Strangely, in the box are no mounts. I guess this is Garmin’s direction as they did the same thing with the eTrex 10/20/30 line. They figure they are selling you a handheld GPS and that a mount is not needed.
Unlike the eTrex 10/20/30 line, Garmin does offer a fairly robust variety of mounts for this line. They offer three different mounts for the motorcycle and ATV. First up is a Garmin Handlebar Mount for Montana and is pictured alongside this article. This is a complete mount which will hold your Montana and clip onto most circular handlebars up to 1.25 inches diameter. Garmin also provides an Rugged Cradle with Power for Montana which includes a hardwire power cable with cradle but no mount (go figure). This part can be coupled with the RAM Handlebar Mount with AMPS Plate which will attach to the Garmin cradles using the screws and nuts which are provided with the cradle. From a personal perspective, I am a huge fan of the RAM Motorcycle Handlebar Mount for Garmin Montana as it includes a form fitted cradle that the Montana snaps into as well as a metal handlebar mount. You can always run a hardwire power cable to the RAM Mount if power is an issue, but more often than not, the included lithium-ion battery should suffice as it lasts up to 16 hours between charges.
For the boat, try the Garmin Marine Mount with Power Cable which includes a power cable. These bolt to any flat surface and your GPS can pivot and swivel into portrait or landscape.
Powering your GPS should not be too difficult. Several of the mounts already mentioned come with hardwire cables which are typically connected directly to your vehicle’s battery. You can also power these units with any DC power cable that is made for a Garmin GPS. Just be sure it has a mini USB ending and is made for Garmin GPS units. The Montana also comes with a rechargeable lithium battery so depending upon how long you plan to use this, an external power source might not be needed. We wrote a detailed article on hardwiring a GPS which can be read here.
The Montana has a lot of functionality and as a result the areas of use are almost limitless. You may be using this GPS for something other than a vehicle such as Geocaching or fitness. For those purposes a body mount may work better. Garmin offers a variety of clips and lanyards. You can attach the unit top your belt which is handy for running. Garmin offers a lanyard so that you can hang the GPS from your neck which is popular for geocache use. For hiking, attachment to a backpack via a clip is also offered.
We covered a lot of options in this article. We only touched upon a handful of mounts for the Montana. If you don’t find one that matches your requirements, there are many other mount manufacturers that make accessories for this very popular line of GPS units.

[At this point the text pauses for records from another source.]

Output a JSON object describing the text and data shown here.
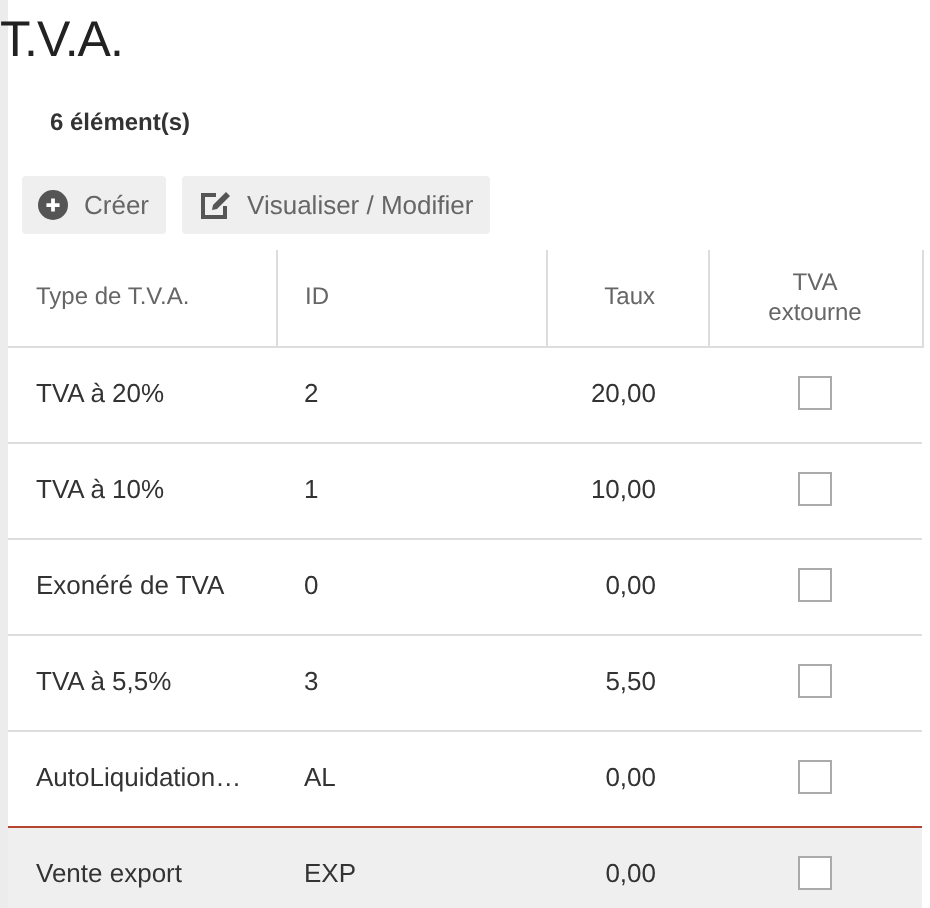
{
  "title": "T.V.A.",
  "count": "6 élément(s)",
  "buttons": [
    {
      "label": "Créer",
      "kind": "create"
    },
    {
      "label": "Visualiser / Modifier",
      "kind": "edit"
    }
  ],
  "table": {
    "columns": [
      "Type de T.V.A.",
      "ID",
      "Taux",
      "TVA extourne"
    ],
    "rows": [
      {
        "type": "TVA à 20%",
        "id": "2",
        "rate": "20,00",
        "reverse": false,
        "selected": false
      },
      {
        "type": "TVA à 10%",
        "id": "1",
        "rate": "10,00",
        "reverse": false,
        "selected": false
      },
      {
        "type": "Exonéré de TVA",
        "id": "0",
        "rate": "0,00",
        "reverse": false,
        "selected": false
      },
      {
        "type": "TVA à 5,5%",
        "id": "3",
        "rate": "5,50",
        "reverse": false,
        "selected": false
      },
      {
        "type": "AutoLiquidation…",
        "id": "AL",
        "rate": "0,00",
        "reverse": false,
        "selected": false
      },
      {
        "type": "Vente export",
        "id": "EXP",
        "rate": "0,00",
        "reverse": false,
        "selected": true
      }
    ]
  }
}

I always like to give a word of advice especially on handheld units. I have seen a lot of offers for screen protectors on the market. Save your money and do not buy these. Most GPS units made over the past five years use an anti-scratch lens and under most normal use will not show any scratches. In addition, this is a touchscreen GPS and some screen protectors will render the touch option useless.